This is a heavy blow considering how an attack from this axis was relatively predictable and the terrain seemed defensible. Combined with Russian troops advancing south in the area around Kyiv, this could set the stage for Russian forces to cut off supply lines to all of Ukraine east of the Dnieper.

Waiting in the wings

Despite attacking Ukraine on every possible front, Russia has yet to deploy all of the forces it has amassed. Additional VDV airborne troops remain on standby for air landing operations, which could be delivered by helicopter, parachute, or by landing directly onto the runways of newly captured or undefended airports. It also has heavily reinforced naval infantry brigades in amphibious tank-landing ships in the Black Sea and Sea of Azov that has yet to be put into action.

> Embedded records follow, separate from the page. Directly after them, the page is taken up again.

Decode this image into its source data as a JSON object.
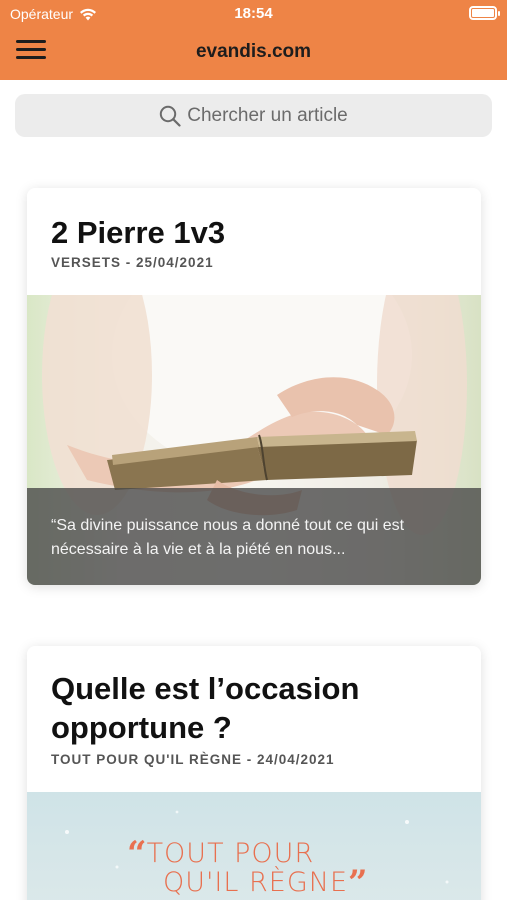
{
  "status_bar": {
    "carrier": "Opérateur",
    "time": "18:54"
  },
  "nav": {
    "title": "evandis.com"
  },
  "search": {
    "placeholder": "Chercher un article"
  },
  "colors": {
    "accent": "#ee8446",
    "search_bg": "#ececec"
  },
  "articles": [
    {
      "title": "2 Pierre 1v3",
      "meta": "VERSETS - 25/04/2021",
      "excerpt": "“Sa divine puissance nous a donné tout ce qui est nécessaire à la vie et à la piété en nous..."
    },
    {
      "title_line1": "Quelle est l’occasion",
      "title_line2": "opportune ?",
      "meta": "TOUT POUR QU'IL RÈGNE - 24/04/2021",
      "image_logo": {
        "line1": "TOUT POUR",
        "line2": "QU'IL RÈGNE"
      }
    }
  ]
}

Whether out of shock or possibly according to a defensive strategy, Ukrainian forces do not appear to have significantly impeded Russian mechanized forces rapidly advancing across open terrain towards Kyiv and Kherson. Likely, Ukrainian forces will have the most success combatting Russian troops in cities, where concealment is abundant, reducing the effectiveness of Russian airpower, surveillance assets, and ‘non-contact’ warfare tactics.

Moscow surely hopes to compel Kyiv’s surrender without having to storm particularly Kharkiv and Kyiv one block at a time. If Ukraine’s military insists on an urban fight, though, it could inflict heavy losses on Russia, but at the cost of massive urban destruction and loss of civilian life as occurred in Aleppo, Grozny (Chechnya) and Sarajevo.

Sébastien Roblin writes on the technical, historical, and political aspects of international security and conflict for publications including the 19FortyFiveThe National InterestNBC, and War is Boring. He holds a Master’s degree from Georgetown University and served with the Peace Corps in China. You can follow his articles on Twitter.

Written By

Sebastien Roblin writes on the technical, historical, and political aspects of international security and conflict for publications including the 19FortyFive, The National Interest, NBC News,, and War is Boring. He holds a Master’s degree from Georgetown University and served with the Peace Corps in China.